╔══
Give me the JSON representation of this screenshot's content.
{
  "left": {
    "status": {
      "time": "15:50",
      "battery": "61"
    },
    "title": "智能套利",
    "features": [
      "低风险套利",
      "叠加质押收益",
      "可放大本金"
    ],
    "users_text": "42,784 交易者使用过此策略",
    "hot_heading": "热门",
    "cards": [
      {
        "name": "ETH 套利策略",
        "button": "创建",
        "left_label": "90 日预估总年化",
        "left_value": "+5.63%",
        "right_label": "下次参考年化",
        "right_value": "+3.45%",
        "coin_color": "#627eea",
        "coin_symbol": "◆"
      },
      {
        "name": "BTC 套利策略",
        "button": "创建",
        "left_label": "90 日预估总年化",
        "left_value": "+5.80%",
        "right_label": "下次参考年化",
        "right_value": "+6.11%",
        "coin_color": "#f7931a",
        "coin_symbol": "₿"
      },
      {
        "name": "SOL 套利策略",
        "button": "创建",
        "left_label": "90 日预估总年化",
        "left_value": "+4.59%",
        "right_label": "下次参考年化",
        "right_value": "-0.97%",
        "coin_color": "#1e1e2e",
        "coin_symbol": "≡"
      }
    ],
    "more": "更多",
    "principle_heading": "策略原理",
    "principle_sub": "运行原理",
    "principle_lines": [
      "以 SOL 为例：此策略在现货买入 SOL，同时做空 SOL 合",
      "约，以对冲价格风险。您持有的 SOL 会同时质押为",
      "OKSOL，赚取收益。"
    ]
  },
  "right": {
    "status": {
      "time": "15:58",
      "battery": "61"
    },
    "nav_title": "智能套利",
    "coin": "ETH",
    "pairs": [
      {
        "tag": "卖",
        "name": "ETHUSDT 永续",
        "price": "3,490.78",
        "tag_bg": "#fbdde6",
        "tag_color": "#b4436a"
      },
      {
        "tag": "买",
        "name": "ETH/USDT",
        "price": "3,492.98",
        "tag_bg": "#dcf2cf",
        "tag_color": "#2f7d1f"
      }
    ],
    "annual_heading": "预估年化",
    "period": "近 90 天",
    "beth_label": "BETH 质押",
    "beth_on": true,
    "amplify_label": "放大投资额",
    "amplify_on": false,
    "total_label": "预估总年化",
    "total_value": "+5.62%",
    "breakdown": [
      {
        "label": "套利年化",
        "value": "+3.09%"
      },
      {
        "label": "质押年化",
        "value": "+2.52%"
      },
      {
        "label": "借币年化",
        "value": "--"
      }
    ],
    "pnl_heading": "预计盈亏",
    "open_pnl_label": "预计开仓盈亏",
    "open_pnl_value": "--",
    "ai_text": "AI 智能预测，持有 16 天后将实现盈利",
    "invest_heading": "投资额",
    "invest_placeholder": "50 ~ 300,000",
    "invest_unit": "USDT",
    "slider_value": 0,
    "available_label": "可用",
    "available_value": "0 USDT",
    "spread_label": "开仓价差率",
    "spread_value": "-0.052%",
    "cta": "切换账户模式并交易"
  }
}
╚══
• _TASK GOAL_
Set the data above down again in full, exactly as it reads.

• _SOLVED EXERCISE_
Give me the JSON representation of this screenshot's content.
{
  "left": {
    "status": {
      "time": "15:50",
      "battery": "61"
    },
    "title": "智能套利",
    "features": [
      "低风险套利",
      "叠加质押收益",
      "可放大本金"
    ],
    "users_text": "42,784 交易者使用过此策略",
    "hot_heading": "热门",
    "cards": [
      {
        "name": "ETH 套利策略",
        "button": "创建",
        "left_label": "90 日预估总年化",
        "left_value": "+5.63%",
        "right_label": "下次参考年化",
        "right_value": "+3.45%",
        "coin_color": "#627eea",
        "coin_symbol": "◆"
      },
      {
        "name": "BTC 套利策略",
        "button": "创建",
        "left_label": "90 日预估总年化",
        "left_value": "+5.80%",
        "right_label": "下次参考年化",
        "right_value": "+6.11%",
        "coin_color": "#f7931a",
        "coin_symbol": "₿"
      },
      {
        "name": "SOL 套利策略",
        "button": "创建",
        "left_label": "90 日预估总年化",
        "left_value": "+4.59%",
        "right_label": "下次参考年化",
        "right_value": "-0.97%",
        "coin_color": "#1e1e2e",
        "coin_symbol": "≡"
      }
    ],
    "more": "更多",
    "principle_heading": "策略原理",
    "principle_sub": "运行原理",
    "principle_lines": [
      "以 SOL 为例：此策略在现货买入 SOL，同时做空 SOL 合",
      "约，以对冲价格风险。您持有的 SOL 会同时质押为",
      "OKSOL，赚取收益。"
    ]
  },
  "right": {
    "status": {
      "time": "15:58",
      "battery": "61"
    },
    "nav_title": "智能套利",
    "coin": "ETH",
    "pairs": [
      {
        "tag": "卖",
        "name": "ETHUSDT 永续",
        "price": "3,490.78",
        "tag_bg": "#fbdde6",
        "tag_color": "#b4436a"
      },
      {
        "tag": "买",
        "name": "ETH/USDT",
        "price": "3,492.98",
        "tag_bg": "#dcf2cf",
        "tag_color": "#2f7d1f"
      }
    ],
    "annual_heading": "预估年化",
    "period": "近 90 天",
    "beth_label": "BETH 质押",
    "beth_on": true,
    "amplify_label": "放大投资额",
    "amplify_on": false,
    "total_label": "预估总年化",
    "total_value": "+5.62%",
    "breakdown": [
      {
        "label": "套利年化",
        "value": "+3.09%"
      },
      {
        "label": "质押年化",
        "value": "+2.52%"
      },
      {
        "label": "借币年化",
        "value": "--"
      }
    ],
    "pnl_heading": "预计盈亏",
    "open_pnl_label": "预计开仓盈亏",
    "open_pnl_value": "--",
    "ai_text": "AI 智能预测，持有 16 天后将实现盈利",
    "invest_heading": "投资额",
    "invest_placeholder": "50 ~ 300,000",
    "invest_unit": "USDT",
    "slider_value": 0,
    "available_label": "可用",
    "available_value": "0 USDT",
    "spread_label": "开仓价差率",
    "spread_value": "-0.052%",
    "cta": "切换账户模式并交易"
  }
}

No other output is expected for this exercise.